By Ashliana Rodriguez and Jhunior Pintor
- Cleopatra (69-30 B.C.): The last queen who reigned all of Egypt during her 21 year rule. She was also a member of the Ptolemaic dynasty and later became a sole ruler of the Egyptian empire after her father and brothers. The legacy of Cleopatra was remembered in movies and books that were inspired by her life in the history of Ancient Egypt.
- Charlotte Bronte (1816-1855): Best known for her novel Jane Eyre, she was an English author and poet. She made a point to write about the struggle of oppressed women in her literary work. She only wrote a little amount. Her writing has helped show modern feminism to those who have read her work.
- Susan B. Anthony (1820-1906): She was the women’s movement’s most powerful organizer of the nineteenth century. At the age of 17,, she collected anti-slavery petitions and became the New York agent for the American Anti-Slavery Society. In 1878 she arranged a presentation for Congress about women’s right to vote, which was passed in 1920 as the nineteenth amendment to the U.S Constitution.

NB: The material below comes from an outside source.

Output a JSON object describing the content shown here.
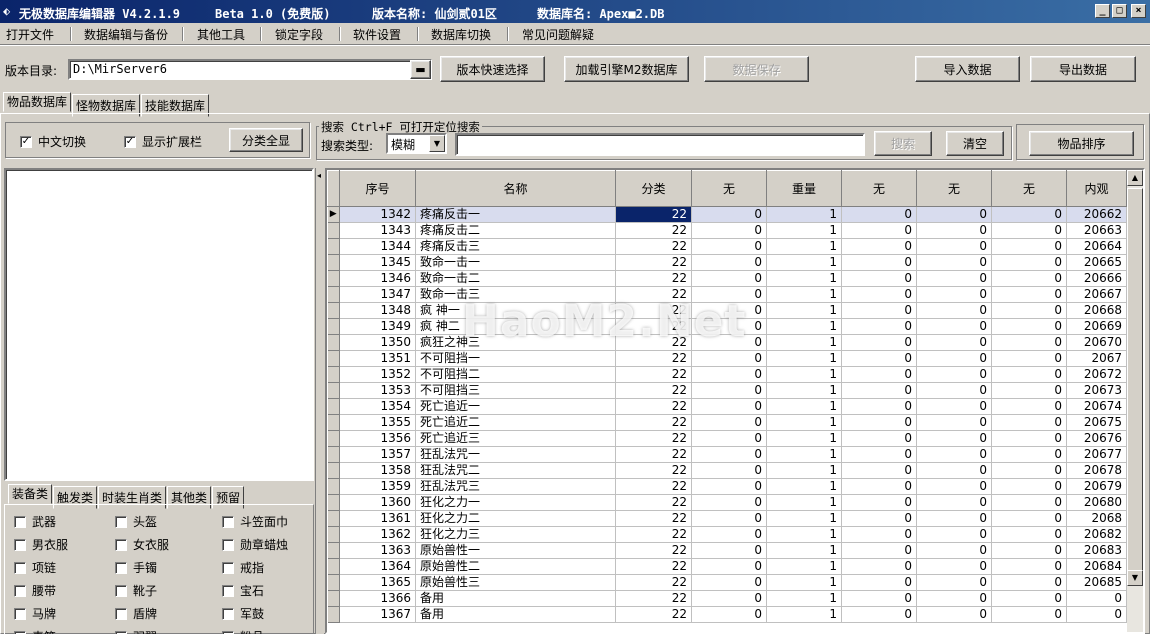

- Harriet Tubman (1820-1913): Was known as the first American abolitionist who was against slavery, a humanitarian, and an armed scout and spy for the Union army during the American Civil War. She went on 13 missions to free the enslaved families and friends escaped to freedom, and was known as the Underground Railroad.

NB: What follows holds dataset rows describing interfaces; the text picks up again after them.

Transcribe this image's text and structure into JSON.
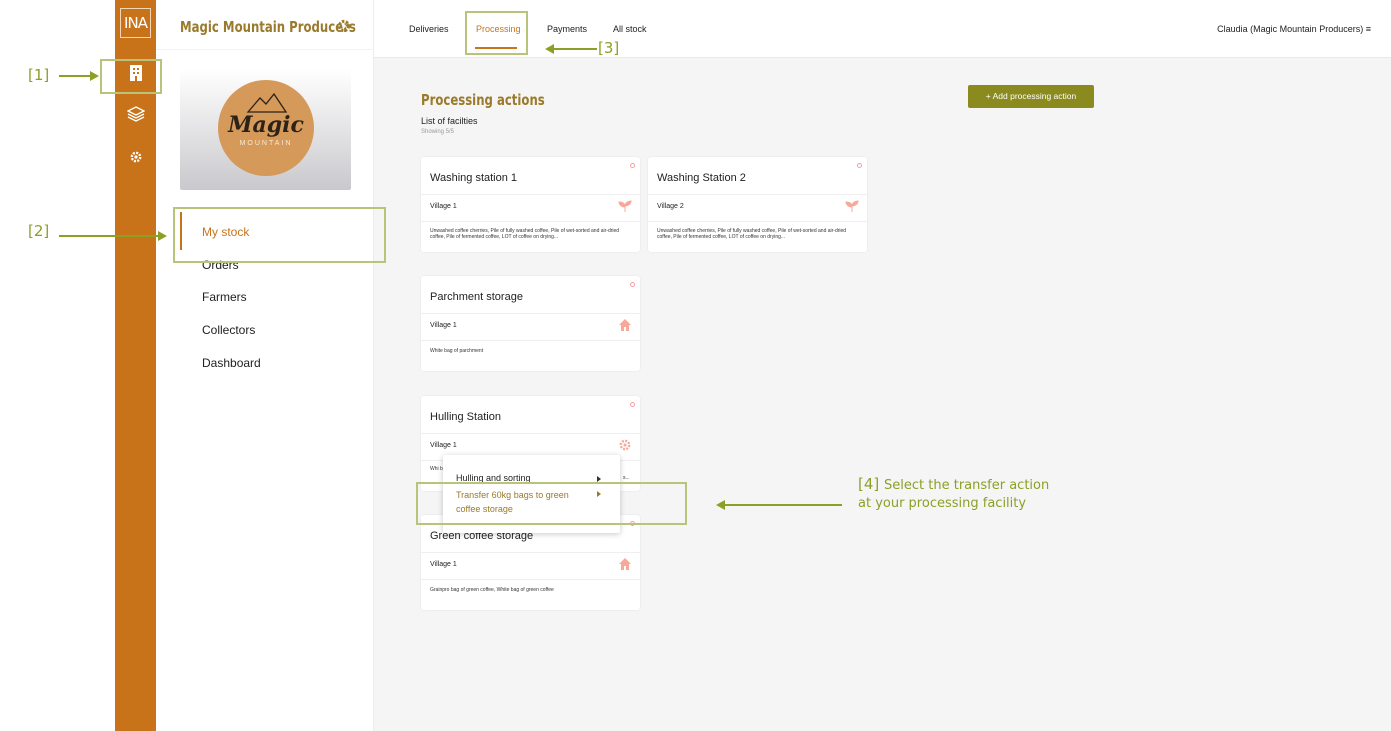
{
  "rail": {
    "logo": "INA",
    "items": [
      "facility-icon",
      "layers-icon",
      "gear-icon"
    ]
  },
  "sidebar": {
    "org_name": "Magic Mountain Producers",
    "logo": {
      "word": "Magic",
      "sub": "MOUNTAIN"
    },
    "nav": [
      "My stock",
      "Orders",
      "Farmers",
      "Collectors",
      "Dashboard"
    ],
    "active_nav": "My stock"
  },
  "topbar": {
    "tabs": [
      "Deliveries",
      "Processing",
      "Payments",
      "All stock"
    ],
    "active_tab": "Processing",
    "user": "Claudia (Magic Mountain Producers)"
  },
  "main": {
    "heading": "Processing actions",
    "subheading": "List of facilties",
    "showing": "Showing 5/5",
    "add_button": "+ Add processing action",
    "cards": [
      {
        "title": "Washing station 1",
        "location": "Village 1",
        "icon": "sprout-icon",
        "desc": "Unwashed coffee cherries, Pile of fully washed coffee, Pile of wet-sorted and air-dried coffee, Pile of fermented coffee, LOT of coffee on drying..."
      },
      {
        "title": "Washing Station 2",
        "location": "Village 2",
        "icon": "sprout-icon",
        "desc": "Unwashed coffee cherries, Pile of fully washed coffee, Pile of wet-sorted and air-dried coffee, Pile of fermented coffee, LOT of coffee on drying..."
      },
      {
        "title": "Parchment storage",
        "location": "Village 1",
        "icon": "house-icon",
        "desc": "White bag of parchment"
      },
      {
        "title": "Hulling Station",
        "location": "Village 1",
        "icon": "gear-icon",
        "desc_partial_left": "Whi bag",
        "desc_partial_right": "s..."
      },
      {
        "title": "Green coffee storage",
        "location": "Village 1",
        "icon": "house-icon",
        "desc": "Grainpro bag of green coffee, White bag of green coffee"
      }
    ]
  },
  "context_menu": {
    "items": [
      "Hulling and sorting",
      "Transfer 60kg bags to green coffee storage"
    ]
  },
  "annotations": {
    "a1": "[1]",
    "a2": "[2]",
    "a3": "[3]",
    "a4_num": "[4]",
    "a4_line1": "Select the transfer action",
    "a4_line2": "at your processing facility",
    "color": "#8aa126"
  },
  "colors": {
    "brand": "#c8731a",
    "accent": "#9a7a2c",
    "button": "#8b8a1f"
  }
}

- Marie Curie (1867-1934): A Polish and naturalized French physicist and chemist, she was the woman to win the Nobel Peace Prize, twice. Was also the first woman to earn her doctorate in Europe. She achieved the development of the theory of radioactivity. Her work and developments are what earned her the two noble prizes in two different sciences.
- Eleanor Roosevelt (1884-1962): Known as the longest serving First Lady when her husband President Franklin Roosevelt was in office for four terms, she used her role as a platform to promote social activism. After that, the role of the First Lady was changed, Eleanor Roosevelt reshaped the role for future first ladies.